### ACTION ITEM
Read the records and write them out again exactly.

### PROVIDED ENTRIES

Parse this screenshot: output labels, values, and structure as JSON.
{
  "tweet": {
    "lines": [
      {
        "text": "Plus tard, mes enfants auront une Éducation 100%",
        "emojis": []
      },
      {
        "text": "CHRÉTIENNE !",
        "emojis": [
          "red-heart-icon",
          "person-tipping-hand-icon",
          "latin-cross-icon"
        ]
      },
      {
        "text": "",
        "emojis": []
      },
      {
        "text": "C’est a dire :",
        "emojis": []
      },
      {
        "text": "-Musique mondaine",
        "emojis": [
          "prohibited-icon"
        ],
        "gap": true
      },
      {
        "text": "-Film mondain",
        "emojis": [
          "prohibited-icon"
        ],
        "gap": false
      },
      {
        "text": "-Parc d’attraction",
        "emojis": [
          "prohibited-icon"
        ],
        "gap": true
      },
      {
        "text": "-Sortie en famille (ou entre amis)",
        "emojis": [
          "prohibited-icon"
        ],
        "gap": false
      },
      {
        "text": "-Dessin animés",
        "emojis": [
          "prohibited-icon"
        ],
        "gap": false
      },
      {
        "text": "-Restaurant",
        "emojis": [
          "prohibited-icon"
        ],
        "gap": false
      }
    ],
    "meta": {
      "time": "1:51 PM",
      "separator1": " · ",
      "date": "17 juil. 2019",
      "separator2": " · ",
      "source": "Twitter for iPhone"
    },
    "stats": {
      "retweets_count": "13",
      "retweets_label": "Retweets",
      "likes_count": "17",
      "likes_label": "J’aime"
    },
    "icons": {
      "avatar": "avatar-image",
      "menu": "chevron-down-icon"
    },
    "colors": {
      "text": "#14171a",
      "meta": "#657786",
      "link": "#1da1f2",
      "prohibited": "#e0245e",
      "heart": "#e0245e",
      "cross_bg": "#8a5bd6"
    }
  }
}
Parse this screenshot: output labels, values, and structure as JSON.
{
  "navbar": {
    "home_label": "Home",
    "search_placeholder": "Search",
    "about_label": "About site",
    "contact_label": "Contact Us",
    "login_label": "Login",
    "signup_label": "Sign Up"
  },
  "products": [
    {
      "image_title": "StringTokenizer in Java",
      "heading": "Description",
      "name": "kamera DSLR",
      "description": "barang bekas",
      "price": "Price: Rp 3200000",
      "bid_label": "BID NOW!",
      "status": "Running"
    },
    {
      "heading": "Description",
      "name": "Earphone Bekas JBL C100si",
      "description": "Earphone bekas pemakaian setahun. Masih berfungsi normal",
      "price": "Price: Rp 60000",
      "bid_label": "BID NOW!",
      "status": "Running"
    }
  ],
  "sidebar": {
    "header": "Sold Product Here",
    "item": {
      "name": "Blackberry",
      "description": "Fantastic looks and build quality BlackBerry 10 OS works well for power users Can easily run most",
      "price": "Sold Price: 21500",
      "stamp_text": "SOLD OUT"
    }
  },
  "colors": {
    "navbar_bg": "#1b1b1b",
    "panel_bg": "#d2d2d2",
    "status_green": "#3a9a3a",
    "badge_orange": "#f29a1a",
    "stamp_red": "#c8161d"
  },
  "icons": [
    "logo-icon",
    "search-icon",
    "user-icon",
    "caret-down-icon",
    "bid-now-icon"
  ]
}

### TASK RESULT
Parse this screenshot: output labels, values, and structure as JSON.
{
  "tweet": {
    "lines": [
      {
        "text": "Plus tard, mes enfants auront une Éducation 100%",
        "emojis": []
      },
      {
        "text": "CHRÉTIENNE !",
        "emojis": [
          "red-heart-icon",
          "person-tipping-hand-icon",
          "latin-cross-icon"
        ]
      },
      {
        "text": "",
        "emojis": []
      },
      {
        "text": "C’est a dire :",
        "emojis": []
      },
      {
        "text": "-Musique mondaine",
        "emojis": [
          "prohibited-icon"
        ],
        "gap": true
      },
      {
        "text": "-Film mondain",
        "emojis": [
          "prohibited-icon"
        ],
        "gap": false
      },
      {
        "text": "-Parc d’attraction",
        "emojis": [
          "prohibited-icon"
        ],
        "gap": true
      },
      {
        "text": "-Sortie en famille (ou entre amis)",
        "emojis": [
          "prohibited-icon"
        ],
        "gap": false
      },
      {
        "text": "-Dessin animés",
        "emojis": [
          "prohibited-icon"
        ],
        "gap": false
      },
      {
        "text": "-Restaurant",
        "emojis": [
          "prohibited-icon"
        ],
        "gap": false
      }
    ],
    "meta": {
      "time": "1:51 PM",
      "separator1": " · ",
      "date": "17 juil. 2019",
      "separator2": " · ",
      "source": "Twitter for iPhone"
    },
    "stats": {
      "retweets_count": "13",
      "retweets_label": "Retweets",
      "likes_count": "17",
      "likes_label": "J’aime"
    },
    "icons": {
      "avatar": "avatar-image",
      "menu": "chevron-down-icon"
    },
    "colors": {
      "text": "#14171a",
      "meta": "#657786",
      "link": "#1da1f2",
      "prohibited": "#e0245e",
      "heart": "#e0245e",
      "cross_bg": "#8a5bd6"
    }
  }
}
Parse this screenshot: output labels, values, and structure as JSON.
{
  "navbar": {
    "home_label": "Home",
    "search_placeholder": "Search",
    "about_label": "About site",
    "contact_label": "Contact Us",
    "login_label": "Login",
    "signup_label": "Sign Up"
  },
  "products": [
    {
      "image_title": "StringTokenizer in Java",
      "heading": "Description",
      "name": "kamera DSLR",
      "description": "barang bekas",
      "price": "Price: Rp 3200000",
      "bid_label": "BID NOW!",
      "status": "Running"
    },
    {
      "heading": "Description",
      "name": "Earphone Bekas JBL C100si",
      "description": "Earphone bekas pemakaian setahun. Masih berfungsi normal",
      "price": "Price: Rp 60000",
      "bid_label": "BID NOW!",
      "status": "Running"
    }
  ],
  "sidebar": {
    "header": "Sold Product Here",
    "item": {
      "name": "Blackberry",
      "description": "Fantastic looks and build quality BlackBerry 10 OS works well for power users Can easily run most",
      "price": "Sold Price: 21500",
      "stamp_text": "SOLD OUT"
    }
  },
  "colors": {
    "navbar_bg": "#1b1b1b",
    "panel_bg": "#d2d2d2",
    "status_green": "#3a9a3a",
    "badge_orange": "#f29a1a",
    "stamp_red": "#c8161d"
  },
  "icons": [
    "logo-icon",
    "search-icon",
    "user-icon",
    "caret-down-icon",
    "bid-now-icon"
  ]
}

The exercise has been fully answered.